<<<<

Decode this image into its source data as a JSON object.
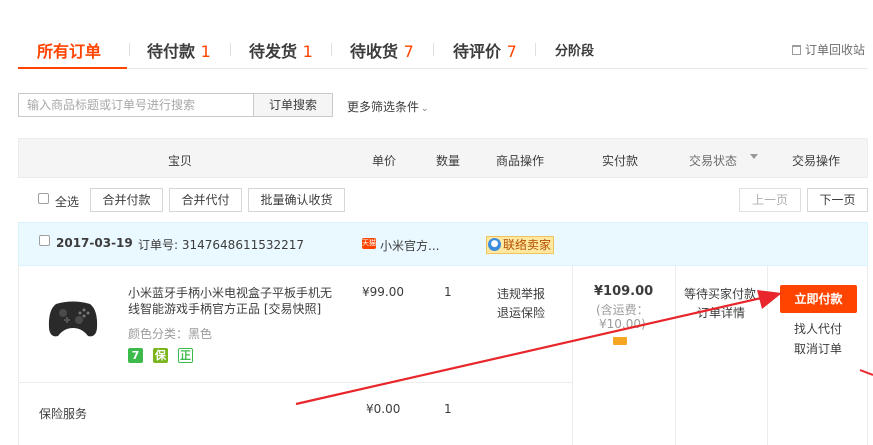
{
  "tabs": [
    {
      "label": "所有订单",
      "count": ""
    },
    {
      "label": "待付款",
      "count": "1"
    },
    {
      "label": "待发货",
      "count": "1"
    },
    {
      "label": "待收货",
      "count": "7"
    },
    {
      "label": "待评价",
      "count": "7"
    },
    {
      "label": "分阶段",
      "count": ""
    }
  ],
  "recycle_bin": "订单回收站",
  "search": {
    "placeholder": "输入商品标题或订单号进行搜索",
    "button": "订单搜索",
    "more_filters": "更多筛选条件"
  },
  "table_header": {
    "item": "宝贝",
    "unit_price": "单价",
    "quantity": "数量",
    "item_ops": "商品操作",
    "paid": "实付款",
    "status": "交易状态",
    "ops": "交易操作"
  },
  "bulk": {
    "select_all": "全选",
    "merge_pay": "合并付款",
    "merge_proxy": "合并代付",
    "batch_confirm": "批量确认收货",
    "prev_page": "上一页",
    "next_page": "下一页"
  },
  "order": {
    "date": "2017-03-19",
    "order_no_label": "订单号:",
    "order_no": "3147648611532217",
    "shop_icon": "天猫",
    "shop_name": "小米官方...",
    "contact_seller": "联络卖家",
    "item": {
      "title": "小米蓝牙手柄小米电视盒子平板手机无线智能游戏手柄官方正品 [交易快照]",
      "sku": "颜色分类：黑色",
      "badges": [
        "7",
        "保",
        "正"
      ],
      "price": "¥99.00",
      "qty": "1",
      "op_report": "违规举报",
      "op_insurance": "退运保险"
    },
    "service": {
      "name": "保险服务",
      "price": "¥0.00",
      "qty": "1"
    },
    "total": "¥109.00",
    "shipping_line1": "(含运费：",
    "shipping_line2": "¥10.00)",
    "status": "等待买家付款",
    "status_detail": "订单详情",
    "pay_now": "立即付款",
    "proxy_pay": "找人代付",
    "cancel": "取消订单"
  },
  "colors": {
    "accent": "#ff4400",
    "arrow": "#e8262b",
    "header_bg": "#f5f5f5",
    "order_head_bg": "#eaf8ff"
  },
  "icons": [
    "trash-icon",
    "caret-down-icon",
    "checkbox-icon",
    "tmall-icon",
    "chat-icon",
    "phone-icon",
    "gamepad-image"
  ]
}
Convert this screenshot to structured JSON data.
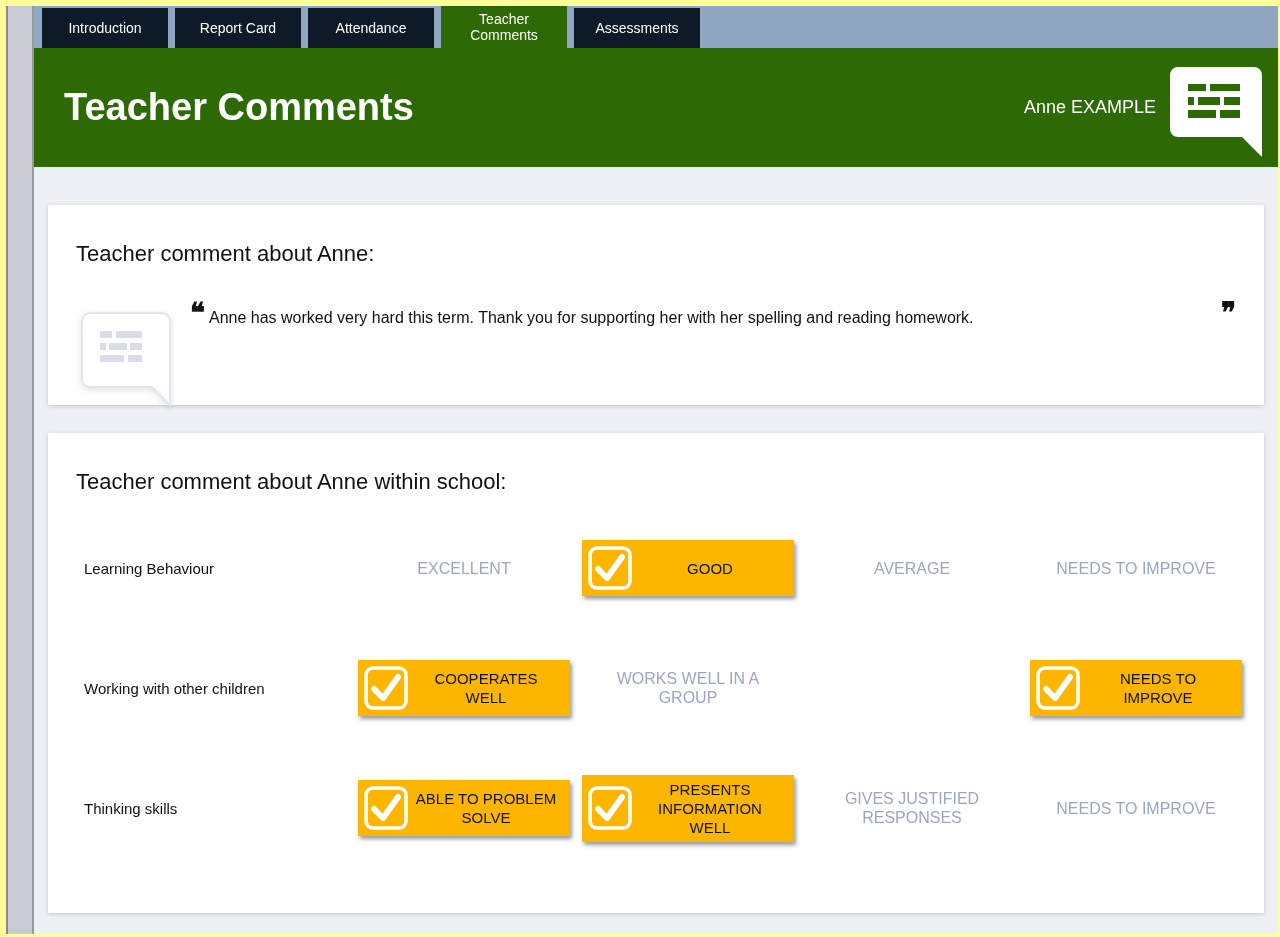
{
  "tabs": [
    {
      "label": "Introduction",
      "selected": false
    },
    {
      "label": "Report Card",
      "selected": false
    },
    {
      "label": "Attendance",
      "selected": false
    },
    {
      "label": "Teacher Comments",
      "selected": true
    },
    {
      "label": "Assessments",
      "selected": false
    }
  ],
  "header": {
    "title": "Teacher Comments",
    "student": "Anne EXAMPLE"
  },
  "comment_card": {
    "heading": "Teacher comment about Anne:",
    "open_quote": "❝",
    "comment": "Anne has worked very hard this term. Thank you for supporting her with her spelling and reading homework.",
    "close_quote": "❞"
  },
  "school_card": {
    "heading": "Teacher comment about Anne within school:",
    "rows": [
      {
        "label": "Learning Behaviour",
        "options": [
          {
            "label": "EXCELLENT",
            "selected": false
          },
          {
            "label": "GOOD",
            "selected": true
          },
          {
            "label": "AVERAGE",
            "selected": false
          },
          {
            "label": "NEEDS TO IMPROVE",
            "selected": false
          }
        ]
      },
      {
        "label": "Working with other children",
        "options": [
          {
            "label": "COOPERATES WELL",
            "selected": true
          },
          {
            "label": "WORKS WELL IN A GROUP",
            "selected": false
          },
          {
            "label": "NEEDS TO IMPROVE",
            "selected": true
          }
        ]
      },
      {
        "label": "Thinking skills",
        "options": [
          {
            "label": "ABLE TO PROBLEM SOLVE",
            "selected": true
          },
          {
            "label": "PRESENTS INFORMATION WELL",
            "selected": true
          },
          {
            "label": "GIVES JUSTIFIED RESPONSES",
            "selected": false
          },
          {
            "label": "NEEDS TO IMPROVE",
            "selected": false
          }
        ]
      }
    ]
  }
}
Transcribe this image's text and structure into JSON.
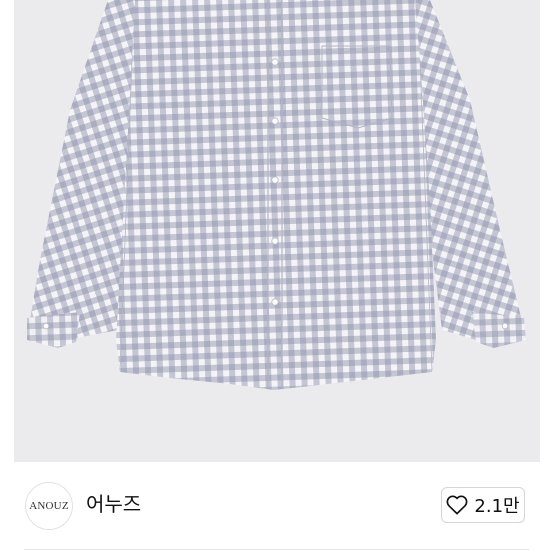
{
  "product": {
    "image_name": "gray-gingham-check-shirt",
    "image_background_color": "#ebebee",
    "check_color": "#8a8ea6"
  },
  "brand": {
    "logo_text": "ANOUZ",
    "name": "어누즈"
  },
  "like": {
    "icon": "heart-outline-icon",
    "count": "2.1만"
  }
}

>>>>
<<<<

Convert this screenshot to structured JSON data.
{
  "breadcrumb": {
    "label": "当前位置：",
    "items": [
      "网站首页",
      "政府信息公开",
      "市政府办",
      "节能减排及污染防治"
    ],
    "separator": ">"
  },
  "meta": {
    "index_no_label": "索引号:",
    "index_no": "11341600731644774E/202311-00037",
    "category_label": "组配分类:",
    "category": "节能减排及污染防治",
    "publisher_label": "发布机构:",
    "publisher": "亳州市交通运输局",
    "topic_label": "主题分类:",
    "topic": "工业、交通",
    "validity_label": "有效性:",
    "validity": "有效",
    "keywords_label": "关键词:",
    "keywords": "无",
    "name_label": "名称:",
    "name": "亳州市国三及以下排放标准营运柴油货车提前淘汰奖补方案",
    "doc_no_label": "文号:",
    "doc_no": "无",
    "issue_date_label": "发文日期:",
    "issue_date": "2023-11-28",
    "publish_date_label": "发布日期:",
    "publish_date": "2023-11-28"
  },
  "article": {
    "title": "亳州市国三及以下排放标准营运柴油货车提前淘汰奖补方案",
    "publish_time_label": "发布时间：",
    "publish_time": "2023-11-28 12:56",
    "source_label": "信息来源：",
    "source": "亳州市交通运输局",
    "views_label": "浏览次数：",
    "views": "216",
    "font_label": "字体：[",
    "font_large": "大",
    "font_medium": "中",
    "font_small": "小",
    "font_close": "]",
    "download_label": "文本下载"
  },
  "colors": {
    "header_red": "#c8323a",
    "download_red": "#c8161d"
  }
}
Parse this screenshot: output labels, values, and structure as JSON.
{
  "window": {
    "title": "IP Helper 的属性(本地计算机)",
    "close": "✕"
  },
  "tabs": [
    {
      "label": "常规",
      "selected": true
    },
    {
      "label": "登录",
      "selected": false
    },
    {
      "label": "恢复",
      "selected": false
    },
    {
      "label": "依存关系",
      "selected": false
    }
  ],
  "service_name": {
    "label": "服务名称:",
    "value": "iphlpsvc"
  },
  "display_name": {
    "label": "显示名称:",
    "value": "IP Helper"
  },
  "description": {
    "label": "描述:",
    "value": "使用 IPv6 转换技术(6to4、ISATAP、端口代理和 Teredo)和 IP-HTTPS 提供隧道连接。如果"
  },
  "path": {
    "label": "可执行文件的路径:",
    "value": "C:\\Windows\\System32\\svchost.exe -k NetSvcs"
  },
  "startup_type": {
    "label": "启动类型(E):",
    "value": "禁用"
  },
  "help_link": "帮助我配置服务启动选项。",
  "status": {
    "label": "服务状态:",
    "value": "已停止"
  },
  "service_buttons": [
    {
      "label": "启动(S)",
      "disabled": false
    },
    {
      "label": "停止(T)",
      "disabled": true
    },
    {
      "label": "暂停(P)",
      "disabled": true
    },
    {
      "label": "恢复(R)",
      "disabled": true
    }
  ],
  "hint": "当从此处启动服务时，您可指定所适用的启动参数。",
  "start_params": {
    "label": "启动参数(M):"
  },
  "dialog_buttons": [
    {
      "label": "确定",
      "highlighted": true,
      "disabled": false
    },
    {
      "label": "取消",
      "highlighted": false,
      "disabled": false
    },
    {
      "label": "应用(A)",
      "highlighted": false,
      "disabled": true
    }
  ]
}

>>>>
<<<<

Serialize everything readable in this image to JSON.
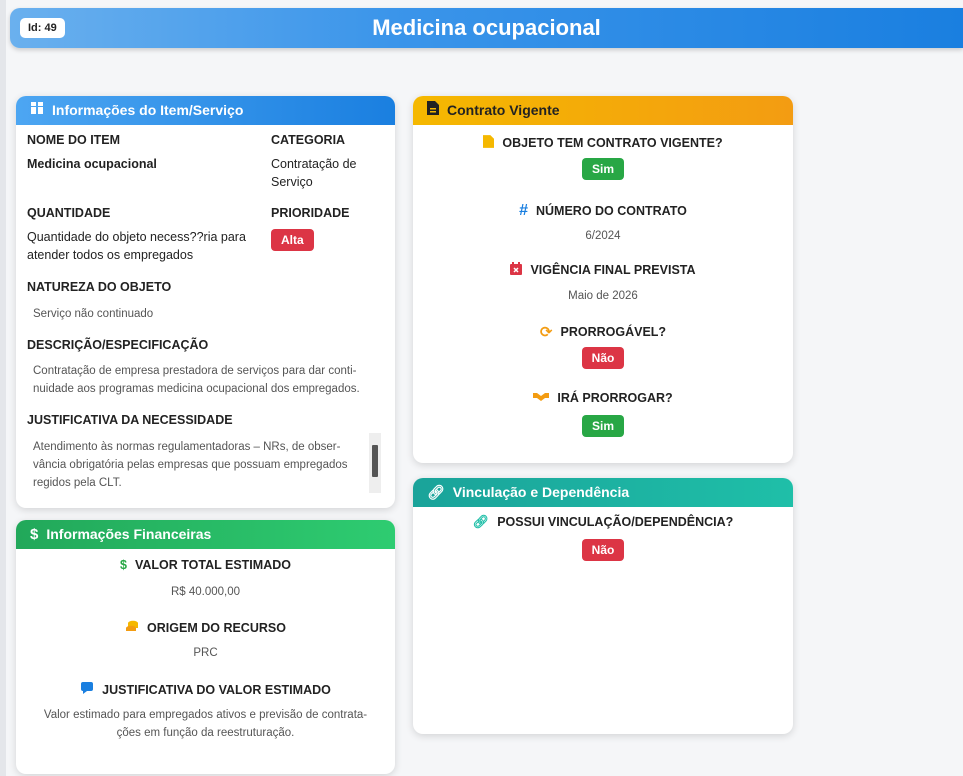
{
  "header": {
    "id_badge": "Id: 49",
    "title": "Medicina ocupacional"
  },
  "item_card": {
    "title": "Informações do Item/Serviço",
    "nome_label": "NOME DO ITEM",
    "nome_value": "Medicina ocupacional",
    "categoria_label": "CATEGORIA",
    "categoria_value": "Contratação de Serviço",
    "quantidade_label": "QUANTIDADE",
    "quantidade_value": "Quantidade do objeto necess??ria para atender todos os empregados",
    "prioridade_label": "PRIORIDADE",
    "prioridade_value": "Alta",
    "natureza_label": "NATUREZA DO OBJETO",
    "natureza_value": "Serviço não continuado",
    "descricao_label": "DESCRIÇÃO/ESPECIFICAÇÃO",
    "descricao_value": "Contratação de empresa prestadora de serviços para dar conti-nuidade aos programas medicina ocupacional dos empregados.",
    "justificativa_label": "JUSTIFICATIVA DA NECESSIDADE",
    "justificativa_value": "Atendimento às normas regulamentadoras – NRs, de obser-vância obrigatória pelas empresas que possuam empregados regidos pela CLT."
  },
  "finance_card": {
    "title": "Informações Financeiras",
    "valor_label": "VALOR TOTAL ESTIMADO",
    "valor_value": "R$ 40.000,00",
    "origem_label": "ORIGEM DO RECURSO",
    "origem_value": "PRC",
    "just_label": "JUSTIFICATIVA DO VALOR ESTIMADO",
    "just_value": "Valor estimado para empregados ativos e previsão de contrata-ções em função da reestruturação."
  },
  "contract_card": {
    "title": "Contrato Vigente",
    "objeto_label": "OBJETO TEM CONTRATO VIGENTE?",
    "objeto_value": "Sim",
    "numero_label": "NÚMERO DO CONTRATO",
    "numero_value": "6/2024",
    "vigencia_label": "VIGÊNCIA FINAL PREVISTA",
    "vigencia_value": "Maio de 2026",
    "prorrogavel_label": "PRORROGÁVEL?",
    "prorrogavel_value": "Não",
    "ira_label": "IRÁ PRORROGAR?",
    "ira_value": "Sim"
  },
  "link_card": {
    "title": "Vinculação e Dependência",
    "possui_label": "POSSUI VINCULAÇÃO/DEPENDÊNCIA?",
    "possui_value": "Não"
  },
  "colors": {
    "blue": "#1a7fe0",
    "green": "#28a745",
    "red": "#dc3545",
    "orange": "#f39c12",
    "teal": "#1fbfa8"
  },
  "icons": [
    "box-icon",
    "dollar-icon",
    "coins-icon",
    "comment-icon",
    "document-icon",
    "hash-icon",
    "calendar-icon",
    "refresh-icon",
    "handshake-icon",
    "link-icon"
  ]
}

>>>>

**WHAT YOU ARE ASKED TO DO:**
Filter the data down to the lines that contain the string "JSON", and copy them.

**TASK RESULT:**
Decode this image into its source data as a JSON object.
Convert this screenshot to structured JSON data.
Transcribe this image's text and structure into JSON.
Convert this screenshot to structured JSON data.
Parse this screenshot: output labels, values, and structure as JSON.
Serialize everything readable in this image to JSON.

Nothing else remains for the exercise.